The idea that Google Buzz poses no threat to Facebook and Twitter is perhaps a popular one; Buzz, of course, got off to a very shaky start due to some privacy missteps. Interestingly, though, a Google exec claims to agree with the idea, stating that Buzz is supposed to serve a different purpose.
Cynics might argue that Google's only refrained from declaring social media war because Buzz's launch went badly. Or because it would be contrary to the warm and fuzzy impression the search giant likes to project.
Still, Bradley Horowitz, Google's vice president of product management, told Clint Boulton that Buzz is "absolutely not" supposed to compete with Facebook and Twitter.
Horowitz explained, "[T]his is creating a new category of communication. It's filling a niche, which is not currently met in the market. I think something unique is happening on Buzz that will continue to evolve. It's hard to create a trend line or extrapolate too much from six days of use, but certainly conversation and the conversational Web is a place where Buzz has excelled. I think it is unique and offers a compelling, interesting experience."
For comparison's sake: Boulton noted that Google Buzz users created around nine million posts and comments during its first week up and running.
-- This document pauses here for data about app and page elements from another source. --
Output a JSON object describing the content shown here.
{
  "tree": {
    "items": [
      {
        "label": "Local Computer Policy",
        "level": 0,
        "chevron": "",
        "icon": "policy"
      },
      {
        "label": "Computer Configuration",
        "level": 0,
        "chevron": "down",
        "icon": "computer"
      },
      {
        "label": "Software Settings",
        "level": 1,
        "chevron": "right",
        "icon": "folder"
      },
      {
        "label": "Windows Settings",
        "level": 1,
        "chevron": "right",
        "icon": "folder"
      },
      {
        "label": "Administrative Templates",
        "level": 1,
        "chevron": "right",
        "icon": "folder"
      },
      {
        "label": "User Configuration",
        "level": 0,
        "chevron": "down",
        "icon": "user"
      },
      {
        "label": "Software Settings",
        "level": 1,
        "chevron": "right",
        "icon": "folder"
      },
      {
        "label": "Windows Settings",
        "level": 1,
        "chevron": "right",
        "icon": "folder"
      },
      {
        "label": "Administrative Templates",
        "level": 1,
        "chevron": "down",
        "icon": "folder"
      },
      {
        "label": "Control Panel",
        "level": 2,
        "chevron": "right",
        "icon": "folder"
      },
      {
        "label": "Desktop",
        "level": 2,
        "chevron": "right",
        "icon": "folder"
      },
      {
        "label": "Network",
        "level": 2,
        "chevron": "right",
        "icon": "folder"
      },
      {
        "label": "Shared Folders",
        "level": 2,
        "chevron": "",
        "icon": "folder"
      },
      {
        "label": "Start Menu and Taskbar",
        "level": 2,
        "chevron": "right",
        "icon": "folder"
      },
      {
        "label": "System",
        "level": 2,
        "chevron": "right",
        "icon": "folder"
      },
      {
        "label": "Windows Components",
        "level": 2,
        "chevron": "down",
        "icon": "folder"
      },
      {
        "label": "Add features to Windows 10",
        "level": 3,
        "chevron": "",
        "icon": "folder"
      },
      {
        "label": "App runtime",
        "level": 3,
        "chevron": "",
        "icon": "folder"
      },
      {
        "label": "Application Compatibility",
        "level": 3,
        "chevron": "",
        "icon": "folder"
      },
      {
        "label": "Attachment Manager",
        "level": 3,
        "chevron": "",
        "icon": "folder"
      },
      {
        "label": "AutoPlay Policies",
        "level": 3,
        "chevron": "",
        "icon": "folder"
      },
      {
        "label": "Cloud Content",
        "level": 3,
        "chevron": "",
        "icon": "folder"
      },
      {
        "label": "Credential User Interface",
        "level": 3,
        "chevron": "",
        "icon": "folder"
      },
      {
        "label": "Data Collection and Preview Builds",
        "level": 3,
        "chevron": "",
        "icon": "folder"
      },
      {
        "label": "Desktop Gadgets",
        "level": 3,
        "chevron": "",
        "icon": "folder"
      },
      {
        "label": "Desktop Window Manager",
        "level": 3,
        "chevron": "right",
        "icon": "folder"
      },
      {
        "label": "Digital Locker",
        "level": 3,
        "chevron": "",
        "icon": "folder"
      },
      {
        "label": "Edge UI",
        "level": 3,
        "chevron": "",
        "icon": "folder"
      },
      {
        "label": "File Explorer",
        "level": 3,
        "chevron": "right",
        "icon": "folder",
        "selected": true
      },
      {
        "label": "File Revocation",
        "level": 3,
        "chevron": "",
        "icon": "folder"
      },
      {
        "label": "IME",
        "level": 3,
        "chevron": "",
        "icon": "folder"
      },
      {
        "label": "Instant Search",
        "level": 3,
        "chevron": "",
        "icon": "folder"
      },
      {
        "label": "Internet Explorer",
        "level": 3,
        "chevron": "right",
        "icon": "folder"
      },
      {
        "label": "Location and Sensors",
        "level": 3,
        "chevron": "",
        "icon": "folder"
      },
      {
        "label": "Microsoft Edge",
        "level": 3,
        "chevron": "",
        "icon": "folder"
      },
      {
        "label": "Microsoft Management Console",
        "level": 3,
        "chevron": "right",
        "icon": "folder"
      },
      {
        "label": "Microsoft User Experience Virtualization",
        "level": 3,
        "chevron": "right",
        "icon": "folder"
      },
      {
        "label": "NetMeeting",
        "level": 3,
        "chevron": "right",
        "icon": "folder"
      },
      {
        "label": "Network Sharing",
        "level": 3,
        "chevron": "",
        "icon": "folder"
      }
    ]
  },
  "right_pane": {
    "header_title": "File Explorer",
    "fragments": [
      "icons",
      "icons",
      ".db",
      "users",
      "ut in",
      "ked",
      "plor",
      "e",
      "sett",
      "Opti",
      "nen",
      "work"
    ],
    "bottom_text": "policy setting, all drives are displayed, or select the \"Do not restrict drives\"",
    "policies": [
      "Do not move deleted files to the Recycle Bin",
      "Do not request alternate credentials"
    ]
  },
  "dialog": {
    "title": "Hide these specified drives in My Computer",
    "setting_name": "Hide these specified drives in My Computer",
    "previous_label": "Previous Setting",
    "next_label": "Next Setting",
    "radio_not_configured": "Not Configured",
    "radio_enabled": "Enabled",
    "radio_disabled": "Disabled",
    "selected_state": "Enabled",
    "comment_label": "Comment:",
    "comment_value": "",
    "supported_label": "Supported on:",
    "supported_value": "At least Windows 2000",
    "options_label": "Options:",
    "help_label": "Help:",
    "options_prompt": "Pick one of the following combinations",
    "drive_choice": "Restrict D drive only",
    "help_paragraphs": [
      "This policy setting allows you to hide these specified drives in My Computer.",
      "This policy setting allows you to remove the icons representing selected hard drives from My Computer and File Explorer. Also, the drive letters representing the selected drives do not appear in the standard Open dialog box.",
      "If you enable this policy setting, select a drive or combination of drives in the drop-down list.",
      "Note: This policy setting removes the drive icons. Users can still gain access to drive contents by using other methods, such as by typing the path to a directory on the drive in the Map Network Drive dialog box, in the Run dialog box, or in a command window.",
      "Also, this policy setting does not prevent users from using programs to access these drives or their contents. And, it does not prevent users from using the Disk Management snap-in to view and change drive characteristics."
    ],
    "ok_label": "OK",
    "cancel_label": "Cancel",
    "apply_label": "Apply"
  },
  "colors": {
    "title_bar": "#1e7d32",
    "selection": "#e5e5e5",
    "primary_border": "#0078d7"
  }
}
On Facebook, users share more than five billion pieces of content per week.